**Exercise:** Reproduce all records verbatim.
:: Given data
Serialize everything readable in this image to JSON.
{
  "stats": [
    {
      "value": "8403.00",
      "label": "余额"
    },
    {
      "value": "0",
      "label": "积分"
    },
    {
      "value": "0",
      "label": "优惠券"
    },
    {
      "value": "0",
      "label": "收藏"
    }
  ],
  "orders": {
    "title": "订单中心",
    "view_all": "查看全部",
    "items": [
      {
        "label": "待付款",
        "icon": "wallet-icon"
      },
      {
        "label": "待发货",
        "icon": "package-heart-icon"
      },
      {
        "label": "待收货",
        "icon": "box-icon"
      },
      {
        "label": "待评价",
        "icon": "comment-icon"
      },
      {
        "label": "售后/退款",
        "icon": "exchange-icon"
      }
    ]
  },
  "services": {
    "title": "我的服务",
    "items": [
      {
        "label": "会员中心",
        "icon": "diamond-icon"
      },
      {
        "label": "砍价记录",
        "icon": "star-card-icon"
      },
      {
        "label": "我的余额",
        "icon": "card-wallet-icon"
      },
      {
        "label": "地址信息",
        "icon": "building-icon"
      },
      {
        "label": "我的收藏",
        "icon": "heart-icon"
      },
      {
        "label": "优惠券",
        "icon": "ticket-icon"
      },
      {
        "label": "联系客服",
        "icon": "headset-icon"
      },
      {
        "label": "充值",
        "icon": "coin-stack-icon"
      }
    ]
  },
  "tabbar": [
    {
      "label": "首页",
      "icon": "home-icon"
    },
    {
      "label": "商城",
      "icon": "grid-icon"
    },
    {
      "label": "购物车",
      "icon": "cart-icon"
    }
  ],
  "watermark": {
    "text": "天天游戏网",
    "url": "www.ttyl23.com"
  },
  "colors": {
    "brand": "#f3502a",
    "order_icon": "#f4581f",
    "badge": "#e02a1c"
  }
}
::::
**Written reply:**
Serialize everything readable in this image to JSON.
{
  "stats": [
    {
      "value": "8403.00",
      "label": "余额"
    },
    {
      "value": "0",
      "label": "积分"
    },
    {
      "value": "0",
      "label": "优惠券"
    },
    {
      "value": "0",
      "label": "收藏"
    }
  ],
  "orders": {
    "title": "订单中心",
    "view_all": "查看全部",
    "items": [
      {
        "label": "待付款",
        "icon": "wallet-icon"
      },
      {
        "label": "待发货",
        "icon": "package-heart-icon"
      },
      {
        "label": "待收货",
        "icon": "box-icon"
      },
      {
        "label": "待评价",
        "icon": "comment-icon"
      },
      {
        "label": "售后/退款",
        "icon": "exchange-icon"
      }
    ]
  },
  "services": {
    "title": "我的服务",
    "items": [
      {
        "label": "会员中心",
        "icon": "diamond-icon"
      },
      {
        "label": "砍价记录",
        "icon": "star-card-icon"
      },
      {
        "label": "我的余额",
        "icon": "card-wallet-icon"
      },
      {
        "label": "地址信息",
        "icon": "building-icon"
      },
      {
        "label": "我的收藏",
        "icon": "heart-icon"
      },
      {
        "label": "优惠券",
        "icon": "ticket-icon"
      },
      {
        "label": "联系客服",
        "icon": "headset-icon"
      },
      {
        "label": "充值",
        "icon": "coin-stack-icon"
      }
    ]
  },
  "tabbar": [
    {
      "label": "首页",
      "icon": "home-icon"
    },
    {
      "label": "商城",
      "icon": "grid-icon"
    },
    {
      "label": "购物车",
      "icon": "cart-icon"
    }
  ],
  "watermark": {
    "text": "天天游戏网",
    "url": "www.ttyl23.com"
  },
  "colors": {
    "brand": "#f3502a",
    "order_icon": "#f4581f",
    "badge": "#e02a1c"
  }
}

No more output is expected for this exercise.